Princeton computer science professor says don’t panic over ‘bullshit generator’ ChatGPT
Share to friends
Listen to this article
Princeton computer science professor says don’t panic over ‘bullshit generator’ ChatGPT
ChatGPT, a AI chat bot, has gone viral in the past two weeks.

  • A Princeton professor told The Markup that “bullshit generator” ChatGPT merely presents narratives.
  • He said it could possibly’t be relied on for correct info, and that it is unlikely to spawn a “revolution.”
  • ChatGPT creator OpenAI will reportedly assist Buzzfeed produce work like quizzes.

A professor at Princeton researching the impact of synthetic intelligence does not imagine that OpenAI’s fashionable bot ChatGPT is a demise knell for industries. 

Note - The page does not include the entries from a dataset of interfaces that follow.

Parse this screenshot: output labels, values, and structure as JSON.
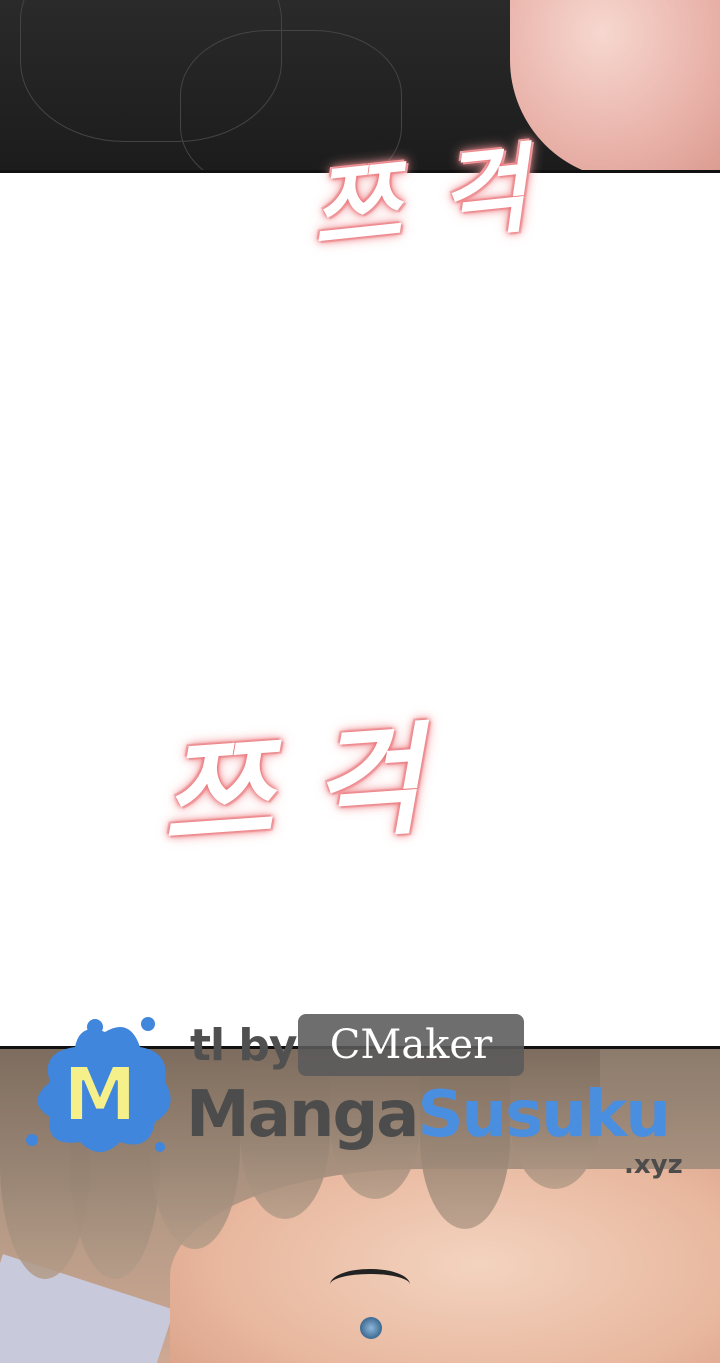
{
  "sfx": {
    "top_text": "쯔걱",
    "middle_text": "쯔걱"
  },
  "watermark": {
    "logo_letter": "M",
    "tl_by": "tl by",
    "translator": "CMaker",
    "brand_part1": "Manga",
    "brand_part2": "Susuku",
    "domain": ".xyz",
    "colors": {
      "brand_blue": "#4a8ee0",
      "brand_gray": "#4c4c4c",
      "logo_yellow": "#f5f08a"
    }
  }
}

While such instruments are more accessible than ever, and might instantaneously package deal voluminous information and even produce inventive works, they can not be trusted for correct information, Princeton professor Arvind Narayanan said in an interview with The Markup. 

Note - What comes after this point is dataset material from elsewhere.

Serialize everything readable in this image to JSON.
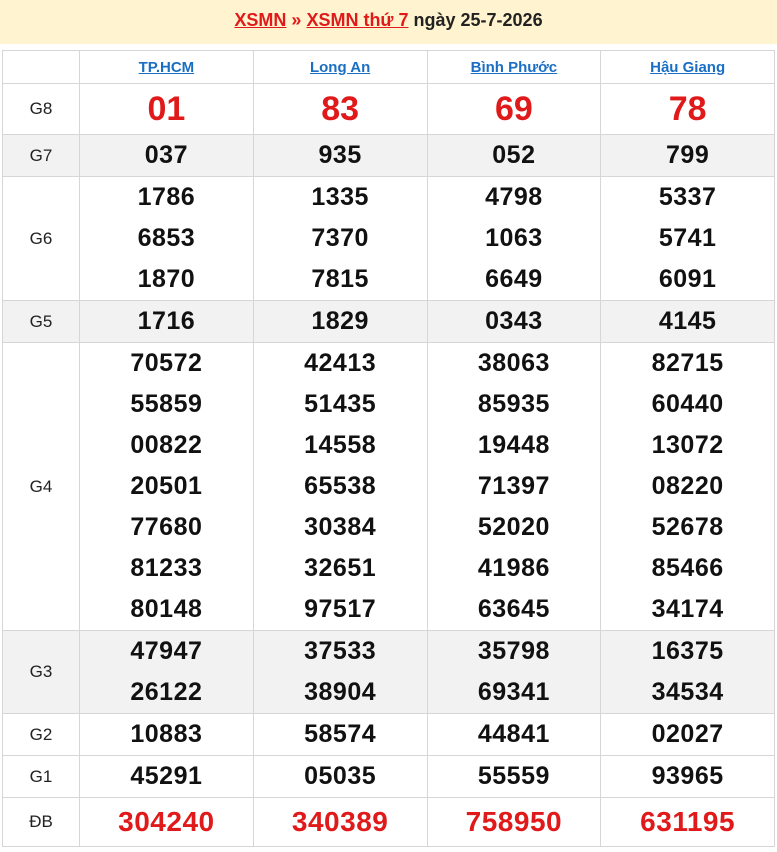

“It is trying to be persuasive, and it has no way to know for sure whether the statements it makes are true or not,” he said. 

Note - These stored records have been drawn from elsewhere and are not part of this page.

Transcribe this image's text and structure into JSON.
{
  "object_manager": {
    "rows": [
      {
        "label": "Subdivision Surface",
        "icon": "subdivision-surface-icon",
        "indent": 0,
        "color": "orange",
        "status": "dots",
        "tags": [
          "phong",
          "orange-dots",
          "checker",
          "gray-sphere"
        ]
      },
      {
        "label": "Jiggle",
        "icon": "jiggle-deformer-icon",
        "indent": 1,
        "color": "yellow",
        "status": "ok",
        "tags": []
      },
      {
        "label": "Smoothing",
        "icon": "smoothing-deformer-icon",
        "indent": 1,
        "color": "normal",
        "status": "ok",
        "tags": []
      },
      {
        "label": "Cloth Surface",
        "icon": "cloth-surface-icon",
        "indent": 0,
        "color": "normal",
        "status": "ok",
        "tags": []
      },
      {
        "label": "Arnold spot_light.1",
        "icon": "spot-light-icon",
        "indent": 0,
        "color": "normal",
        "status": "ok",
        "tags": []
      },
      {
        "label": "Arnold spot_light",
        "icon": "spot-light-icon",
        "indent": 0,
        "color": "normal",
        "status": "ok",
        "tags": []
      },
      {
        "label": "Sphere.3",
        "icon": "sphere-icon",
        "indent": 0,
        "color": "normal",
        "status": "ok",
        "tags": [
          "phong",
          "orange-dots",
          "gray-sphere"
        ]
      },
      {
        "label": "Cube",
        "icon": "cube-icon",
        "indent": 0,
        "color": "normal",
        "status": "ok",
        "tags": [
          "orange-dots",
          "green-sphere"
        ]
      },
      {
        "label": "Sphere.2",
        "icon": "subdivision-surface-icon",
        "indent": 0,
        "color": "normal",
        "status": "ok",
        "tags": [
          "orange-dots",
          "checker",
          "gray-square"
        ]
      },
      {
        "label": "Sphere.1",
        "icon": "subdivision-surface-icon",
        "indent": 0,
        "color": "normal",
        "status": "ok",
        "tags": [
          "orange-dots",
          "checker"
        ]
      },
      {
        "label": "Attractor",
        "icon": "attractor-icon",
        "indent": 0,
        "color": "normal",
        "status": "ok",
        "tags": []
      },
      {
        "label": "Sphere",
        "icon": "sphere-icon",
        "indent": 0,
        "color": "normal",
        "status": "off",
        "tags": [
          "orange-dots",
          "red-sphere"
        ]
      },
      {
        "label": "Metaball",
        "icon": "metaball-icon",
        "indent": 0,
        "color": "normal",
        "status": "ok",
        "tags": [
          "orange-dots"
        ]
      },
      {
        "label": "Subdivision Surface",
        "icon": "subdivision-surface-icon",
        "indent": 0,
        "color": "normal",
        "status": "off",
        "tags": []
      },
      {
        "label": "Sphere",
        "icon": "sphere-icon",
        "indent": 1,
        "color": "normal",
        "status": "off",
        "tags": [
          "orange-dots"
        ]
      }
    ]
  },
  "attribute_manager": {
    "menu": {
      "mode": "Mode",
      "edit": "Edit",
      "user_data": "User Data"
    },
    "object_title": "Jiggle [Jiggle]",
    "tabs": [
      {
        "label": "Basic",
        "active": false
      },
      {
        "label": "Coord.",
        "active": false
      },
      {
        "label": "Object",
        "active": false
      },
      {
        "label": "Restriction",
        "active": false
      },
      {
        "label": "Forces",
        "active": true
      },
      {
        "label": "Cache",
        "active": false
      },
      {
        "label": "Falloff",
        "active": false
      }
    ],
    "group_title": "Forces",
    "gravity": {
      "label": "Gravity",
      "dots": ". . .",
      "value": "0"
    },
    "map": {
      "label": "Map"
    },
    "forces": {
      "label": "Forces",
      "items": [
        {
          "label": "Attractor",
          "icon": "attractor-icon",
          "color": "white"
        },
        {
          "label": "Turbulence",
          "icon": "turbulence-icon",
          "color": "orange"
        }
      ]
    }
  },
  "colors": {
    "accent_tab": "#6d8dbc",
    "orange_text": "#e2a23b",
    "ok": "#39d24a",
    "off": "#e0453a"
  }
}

Experts who research AI have said that merchandise like ChatGPT, that are a part of a class of enormous language mannequin instruments that may reply to human instructions and produce inventive output, work by merely making predictions about what to say, relatively than synthesizing concepts like human brains do. 

Narayanan said this makes ChatGPT more of a “bullshit generator” that presents its response with out contemplating the accuracy of its responses.  

But there are some early indications for the way corporations will undertake any such know-how. 

For occasion, Buzzfeed, which in December reportedly laid off 12% of its workforce, will use OpenAI’s know-how to assist make quizzes, in keeping with the Wall Street Journal. The tech critiques website CNET revealed AI-generated tales and needed to appropriate them later, The Washington Post reported. 

Narayanan cited the CNET case for example of the pitfalls of any such know-how. “When you combine that with the fact that the tool doesn’t have a good notion of truth, it’s a recipe for disaster,” he told The Markup. 

He said {that a} more seemingly consequence of enormous language mannequin instruments could be industries altering in response to its use, relatively than being totally changed. 

“Even with something as profound as the internet or search engines or smartphones, it’s turned out to be an adaptation, where we maximize the benefits and try to minimize the risks, rather than some kind of revolution,” he told The Markup. “I don’t think large language models are even on that scale. There can potentially be massive shifts, benefits, and risks in many industries, but I cannot see a scenario where this is a ‘sky is falling’ kind of issue.”

The Markup’s full interview with Narayanan is value studying, which you are able to do right here.

Read the original article on Business Insider